What to do:
As you print the data below, keep every line exactly as it is and leave the images behind.

Input data: Begin

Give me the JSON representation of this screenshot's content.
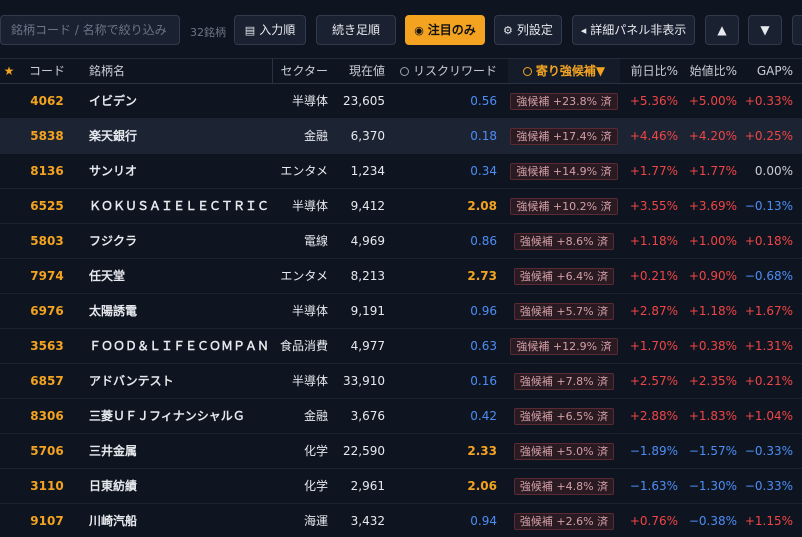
{
  "toolbar": {
    "search_placeholder": "銘柄コード / 名称で絞り込み",
    "count": "32銘柄",
    "btn_order": "入力順",
    "btn_daily": "続き足順",
    "btn_focus": "注目のみ",
    "btn_cols": "列設定",
    "btn_panel": "詳細パネル非表示",
    "btn_up": "▲",
    "btn_down": "▼"
  },
  "columns": {
    "star": "★",
    "code": "コード",
    "name": "銘柄名",
    "sector": "セクター",
    "price": "現在値",
    "rr": "リスクリワード",
    "strong": "寄り強候補▼",
    "prev": "前日比%",
    "open": "始値比%",
    "gap": "GAP%"
  },
  "rows": [
    {
      "code": "4062",
      "name": "イビデン",
      "sector": "半導体",
      "price": "23,605",
      "rr": "0.56",
      "rr_color": "blue",
      "strong": "強候補 +23.8% 済",
      "prev": "+5.36%",
      "prev_sign": "pos",
      "open": "+5.00%",
      "open_sign": "pos",
      "gap": "+0.33%",
      "gap_sign": "pos"
    },
    {
      "code": "5838",
      "name": "楽天銀行",
      "sector": "金融",
      "price": "6,370",
      "rr": "0.18",
      "rr_color": "blue",
      "strong": "強候補 +17.4% 済",
      "prev": "+4.46%",
      "prev_sign": "pos",
      "open": "+4.20%",
      "open_sign": "pos",
      "gap": "+0.25%",
      "gap_sign": "pos"
    },
    {
      "code": "8136",
      "name": "サンリオ",
      "sector": "エンタメ",
      "price": "1,234",
      "rr": "0.34",
      "rr_color": "blue",
      "strong": "強候補 +14.9% 済",
      "prev": "+1.77%",
      "prev_sign": "pos",
      "open": "+1.77%",
      "open_sign": "pos",
      "gap": "0.00%",
      "gap_sign": "zero"
    },
    {
      "code": "6525",
      "name": "ＫＯＫＵＳＡＩＥＬＥＣＴＲＩＣ",
      "sector": "半導体",
      "price": "9,412",
      "rr": "2.08",
      "rr_color": "orange",
      "strong": "強候補 +10.2% 済",
      "prev": "+3.55%",
      "prev_sign": "pos",
      "open": "+3.69%",
      "open_sign": "pos",
      "gap": "−0.13%",
      "gap_sign": "neg"
    },
    {
      "code": "5803",
      "name": "フジクラ",
      "sector": "電線",
      "price": "4,969",
      "rr": "0.86",
      "rr_color": "blue",
      "strong": "強候補 +8.6% 済",
      "prev": "+1.18%",
      "prev_sign": "pos",
      "open": "+1.00%",
      "open_sign": "pos",
      "gap": "+0.18%",
      "gap_sign": "pos"
    },
    {
      "code": "7974",
      "name": "任天堂",
      "sector": "エンタメ",
      "price": "8,213",
      "rr": "2.73",
      "rr_color": "orange",
      "strong": "強候補 +6.4% 済",
      "prev": "+0.21%",
      "prev_sign": "pos",
      "open": "+0.90%",
      "open_sign": "pos",
      "gap": "−0.68%",
      "gap_sign": "neg"
    },
    {
      "code": "6976",
      "name": "太陽誘電",
      "sector": "半導体",
      "price": "9,191",
      "rr": "0.96",
      "rr_color": "blue",
      "strong": "強候補 +5.7% 済",
      "prev": "+2.87%",
      "prev_sign": "pos",
      "open": "+1.18%",
      "open_sign": "pos",
      "gap": "+1.67%",
      "gap_sign": "pos"
    },
    {
      "code": "3563",
      "name": "ＦＯＯＤ＆ＬＩＦＥＣＯＭＰＡＮ",
      "sector": "食品消費",
      "price": "4,977",
      "rr": "0.63",
      "rr_color": "blue",
      "strong": "強候補 +12.9% 済",
      "prev": "+1.70%",
      "prev_sign": "pos",
      "open": "+0.38%",
      "open_sign": "pos",
      "gap": "+1.31%",
      "gap_sign": "pos"
    },
    {
      "code": "6857",
      "name": "アドバンテスト",
      "sector": "半導体",
      "price": "33,910",
      "rr": "0.16",
      "rr_color": "blue",
      "strong": "強候補 +7.8% 済",
      "prev": "+2.57%",
      "prev_sign": "pos",
      "open": "+2.35%",
      "open_sign": "pos",
      "gap": "+0.21%",
      "gap_sign": "pos"
    },
    {
      "code": "8306",
      "name": "三菱ＵＦＪフィナンシャルＧ",
      "sector": "金融",
      "price": "3,676",
      "rr": "0.42",
      "rr_color": "blue",
      "strong": "強候補 +6.5% 済",
      "prev": "+2.88%",
      "prev_sign": "pos",
      "open": "+1.83%",
      "open_sign": "pos",
      "gap": "+1.04%",
      "gap_sign": "pos"
    },
    {
      "code": "5706",
      "name": "三井金属",
      "sector": "化学",
      "price": "22,590",
      "rr": "2.33",
      "rr_color": "orange",
      "strong": "強候補 +5.0% 済",
      "prev": "−1.89%",
      "prev_sign": "neg",
      "open": "−1.57%",
      "open_sign": "neg",
      "gap": "−0.33%",
      "gap_sign": "neg"
    },
    {
      "code": "3110",
      "name": "日東紡績",
      "sector": "化学",
      "price": "2,961",
      "rr": "2.06",
      "rr_color": "orange",
      "strong": "強候補 +4.8% 済",
      "prev": "−1.63%",
      "prev_sign": "neg",
      "open": "−1.30%",
      "open_sign": "neg",
      "gap": "−0.33%",
      "gap_sign": "neg"
    },
    {
      "code": "9107",
      "name": "川崎汽船",
      "sector": "海運",
      "price": "3,432",
      "rr": "0.94",
      "rr_color": "blue",
      "strong": "強候補 +2.6% 済",
      "prev": "+0.76%",
      "prev_sign": "pos",
      "open": "−0.38%",
      "open_sign": "neg",
      "gap": "+1.15%",
      "gap_sign": "pos"
    }
  ],
  "colors": {
    "accent": "#f3a320",
    "positive": "#f04545",
    "negative": "#4c8df5",
    "background": "#0f1520"
  }
}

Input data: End

Answer area:
Give me the JSON representation of this screenshot's content.
{
  "toolbar": {
    "search_placeholder": "銘柄コード / 名称で絞り込み",
    "count": "32銘柄",
    "btn_order": "入力順",
    "btn_daily": "続き足順",
    "btn_focus": "注目のみ",
    "btn_cols": "列設定",
    "btn_panel": "詳細パネル非表示",
    "btn_up": "▲",
    "btn_down": "▼"
  },
  "columns": {
    "star": "★",
    "code": "コード",
    "name": "銘柄名",
    "sector": "セクター",
    "price": "現在値",
    "rr": "リスクリワード",
    "strong": "寄り強候補▼",
    "prev": "前日比%",
    "open": "始値比%",
    "gap": "GAP%"
  },
  "rows": [
    {
      "code": "4062",
      "name": "イビデン",
      "sector": "半導体",
      "price": "23,605",
      "rr": "0.56",
      "rr_color": "blue",
      "strong": "強候補 +23.8% 済",
      "prev": "+5.36%",
      "prev_sign": "pos",
      "open": "+5.00%",
      "open_sign": "pos",
      "gap": "+0.33%",
      "gap_sign": "pos"
    },
    {
      "code": "5838",
      "name": "楽天銀行",
      "sector": "金融",
      "price": "6,370",
      "rr": "0.18",
      "rr_color": "blue",
      "strong": "強候補 +17.4% 済",
      "prev": "+4.46%",
      "prev_sign": "pos",
      "open": "+4.20%",
      "open_sign": "pos",
      "gap": "+0.25%",
      "gap_sign": "pos"
    },
    {
      "code": "8136",
      "name": "サンリオ",
      "sector": "エンタメ",
      "price": "1,234",
      "rr": "0.34",
      "rr_color": "blue",
      "strong": "強候補 +14.9% 済",
      "prev": "+1.77%",
      "prev_sign": "pos",
      "open": "+1.77%",
      "open_sign": "pos",
      "gap": "0.00%",
      "gap_sign": "zero"
    },
    {
      "code": "6525",
      "name": "ＫＯＫＵＳＡＩＥＬＥＣＴＲＩＣ",
      "sector": "半導体",
      "price": "9,412",
      "rr": "2.08",
      "rr_color": "orange",
      "strong": "強候補 +10.2% 済",
      "prev": "+3.55%",
      "prev_sign": "pos",
      "open": "+3.69%",
      "open_sign": "pos",
      "gap": "−0.13%",
      "gap_sign": "neg"
    },
    {
      "code": "5803",
      "name": "フジクラ",
      "sector": "電線",
      "price": "4,969",
      "rr": "0.86",
      "rr_color": "blue",
      "strong": "強候補 +8.6% 済",
      "prev": "+1.18%",
      "prev_sign": "pos",
      "open": "+1.00%",
      "open_sign": "pos",
      "gap": "+0.18%",
      "gap_sign": "pos"
    },
    {
      "code": "7974",
      "name": "任天堂",
      "sector": "エンタメ",
      "price": "8,213",
      "rr": "2.73",
      "rr_color": "orange",
      "strong": "強候補 +6.4% 済",
      "prev": "+0.21%",
      "prev_sign": "pos",
      "open": "+0.90%",
      "open_sign": "pos",
      "gap": "−0.68%",
      "gap_sign": "neg"
    },
    {
      "code": "6976",
      "name": "太陽誘電",
      "sector": "半導体",
      "price": "9,191",
      "rr": "0.96",
      "rr_color": "blue",
      "strong": "強候補 +5.7% 済",
      "prev": "+2.87%",
      "prev_sign": "pos",
      "open": "+1.18%",
      "open_sign": "pos",
      "gap": "+1.67%",
      "gap_sign": "pos"
    },
    {
      "code": "3563",
      "name": "ＦＯＯＤ＆ＬＩＦＥＣＯＭＰＡＮ",
      "sector": "食品消費",
      "price": "4,977",
      "rr": "0.63",
      "rr_color": "blue",
      "strong": "強候補 +12.9% 済",
      "prev": "+1.70%",
      "prev_sign": "pos",
      "open": "+0.38%",
      "open_sign": "pos",
      "gap": "+1.31%",
      "gap_sign": "pos"
    },
    {
      "code": "6857",
      "name": "アドバンテスト",
      "sector": "半導体",
      "price": "33,910",
      "rr": "0.16",
      "rr_color": "blue",
      "strong": "強候補 +7.8% 済",
      "prev": "+2.57%",
      "prev_sign": "pos",
      "open": "+2.35%",
      "open_sign": "pos",
      "gap": "+0.21%",
      "gap_sign": "pos"
    },
    {
      "code": "8306",
      "name": "三菱ＵＦＪフィナンシャルＧ",
      "sector": "金融",
      "price": "3,676",
      "rr": "0.42",
      "rr_color": "blue",
      "strong": "強候補 +6.5% 済",
      "prev": "+2.88%",
      "prev_sign": "pos",
      "open": "+1.83%",
      "open_sign": "pos",
      "gap": "+1.04%",
      "gap_sign": "pos"
    },
    {
      "code": "5706",
      "name": "三井金属",
      "sector": "化学",
      "price": "22,590",
      "rr": "2.33",
      "rr_color": "orange",
      "strong": "強候補 +5.0% 済",
      "prev": "−1.89%",
      "prev_sign": "neg",
      "open": "−1.57%",
      "open_sign": "neg",
      "gap": "−0.33%",
      "gap_sign": "neg"
    },
    {
      "code": "3110",
      "name": "日東紡績",
      "sector": "化学",
      "price": "2,961",
      "rr": "2.06",
      "rr_color": "orange",
      "strong": "強候補 +4.8% 済",
      "prev": "−1.63%",
      "prev_sign": "neg",
      "open": "−1.30%",
      "open_sign": "neg",
      "gap": "−0.33%",
      "gap_sign": "neg"
    },
    {
      "code": "9107",
      "name": "川崎汽船",
      "sector": "海運",
      "price": "3,432",
      "rr": "0.94",
      "rr_color": "blue",
      "strong": "強候補 +2.6% 済",
      "prev": "+0.76%",
      "prev_sign": "pos",
      "open": "−0.38%",
      "open_sign": "neg",
      "gap": "+1.15%",
      "gap_sign": "pos"
    }
  ],
  "colors": {
    "accent": "#f3a320",
    "positive": "#f04545",
    "negative": "#4c8df5",
    "background": "#0f1520"
  }
}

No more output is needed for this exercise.